However, experiencing such cold temperatures will significantly shorten camera battery life on both iPhones and cameras, making it essential to carry fully charged spares and a good power bank in your day pack. 

Once on land via the zodiac, returning to the ship for batteries may not be possible; if it is, doing so will significantly reduce your time at each landing to fully enjoy the landscapes and wildlife.  

If photography is one of the reasons why you would like to travel to Antarctica, we’d recommend bringing extra memory cards; the more storage, the better, and to always back up your photos in your free time back on the ship.

9) Don’t Forget Travel Insurance


For travel to Antarctica, always remember to expect the unexpected. 

Purchasing a comprehensive travel insurance policy is a must; it’s one of our most important travel tips in Antarctica.

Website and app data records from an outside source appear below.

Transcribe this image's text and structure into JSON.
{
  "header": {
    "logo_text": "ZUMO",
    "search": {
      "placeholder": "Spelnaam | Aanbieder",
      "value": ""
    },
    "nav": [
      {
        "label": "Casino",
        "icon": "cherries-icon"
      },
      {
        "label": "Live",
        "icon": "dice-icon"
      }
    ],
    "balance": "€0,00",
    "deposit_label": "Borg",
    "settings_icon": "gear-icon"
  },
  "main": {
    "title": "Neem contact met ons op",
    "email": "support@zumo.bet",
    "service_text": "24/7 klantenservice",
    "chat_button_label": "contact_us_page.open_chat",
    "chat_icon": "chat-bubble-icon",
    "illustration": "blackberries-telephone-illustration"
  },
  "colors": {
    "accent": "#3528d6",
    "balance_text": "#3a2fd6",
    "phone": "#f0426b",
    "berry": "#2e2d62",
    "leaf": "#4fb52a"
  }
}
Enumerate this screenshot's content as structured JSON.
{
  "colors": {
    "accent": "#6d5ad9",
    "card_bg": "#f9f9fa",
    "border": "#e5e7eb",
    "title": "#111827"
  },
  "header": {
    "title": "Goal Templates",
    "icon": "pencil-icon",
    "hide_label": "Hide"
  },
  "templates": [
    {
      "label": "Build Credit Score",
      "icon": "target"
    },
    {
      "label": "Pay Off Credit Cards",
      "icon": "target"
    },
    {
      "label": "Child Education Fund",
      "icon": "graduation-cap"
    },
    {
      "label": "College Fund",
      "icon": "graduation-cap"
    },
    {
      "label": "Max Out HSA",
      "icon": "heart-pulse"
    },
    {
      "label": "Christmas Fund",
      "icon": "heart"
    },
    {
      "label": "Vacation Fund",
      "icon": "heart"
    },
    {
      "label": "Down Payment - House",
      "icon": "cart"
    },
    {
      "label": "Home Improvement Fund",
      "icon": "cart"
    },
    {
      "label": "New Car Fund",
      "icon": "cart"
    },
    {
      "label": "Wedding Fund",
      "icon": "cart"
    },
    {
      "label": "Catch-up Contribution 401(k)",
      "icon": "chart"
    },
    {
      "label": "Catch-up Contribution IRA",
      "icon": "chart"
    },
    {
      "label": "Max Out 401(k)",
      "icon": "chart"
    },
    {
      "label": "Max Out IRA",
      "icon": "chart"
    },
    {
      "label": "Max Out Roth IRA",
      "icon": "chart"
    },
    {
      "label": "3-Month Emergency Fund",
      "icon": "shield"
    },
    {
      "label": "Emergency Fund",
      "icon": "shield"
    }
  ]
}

You must show your policy details to your Antarctica booking agent when reserving a place for your trip. 

The tour operator will not accept you as a passenger on board if you do not have sufficient coverage. 

Travel insurance in Antarctica is essential for emergency evacuation, repatriation, and medical fees, ideally exceeding USD 200,000. 

Evacuation alone costs a minimum of USD 100,000. 

Given Antarctica’s unpredictable weather, coverage for delays, interruptions, and cancellations is crucial. 

Check the fine print to ensure continued coverage beyond the ship and for all planned activities. We have a long-term worldwide plan with my preferred Travel Insurance provider, Heymondo.

As a bonus, get an extra 5% discount on insurance with this link.

Heymondo’s comprehensive worldwide policy covers all of the above, and we recommend them for travellers up to 69 years of age (they do not cover travellers aged 70+ years old).

For travellers older than 70 years old, I recommend the following:

Be sure to carefully review all insurance options with your chosen provider to avoid surprises.

10) Respect the Wildlife & Environment

Antarctica is a delicate ecosystem featuring multiple protected zones, diverse species, and ongoing scientific research.

It’s a place praised as the last wilderness on Earth, so we all need to ‘do our bit’ to keep it this way.

When embarking on a cruise, visiting with minimal impact and upholding respect for the environment is vital.

Once you have settled onto your ship and before disembarking, all tour operators will provide a briefing outlining what actions are permitted and what behaviours or actions are not. 

It is imperative to adhere diligently to the guidelines set by your tour operators.

Contributing to sustainable tourism efforts is pivotal in safeguarding Antarctica and its inhabitants, ensuring their prosperity for generations to come!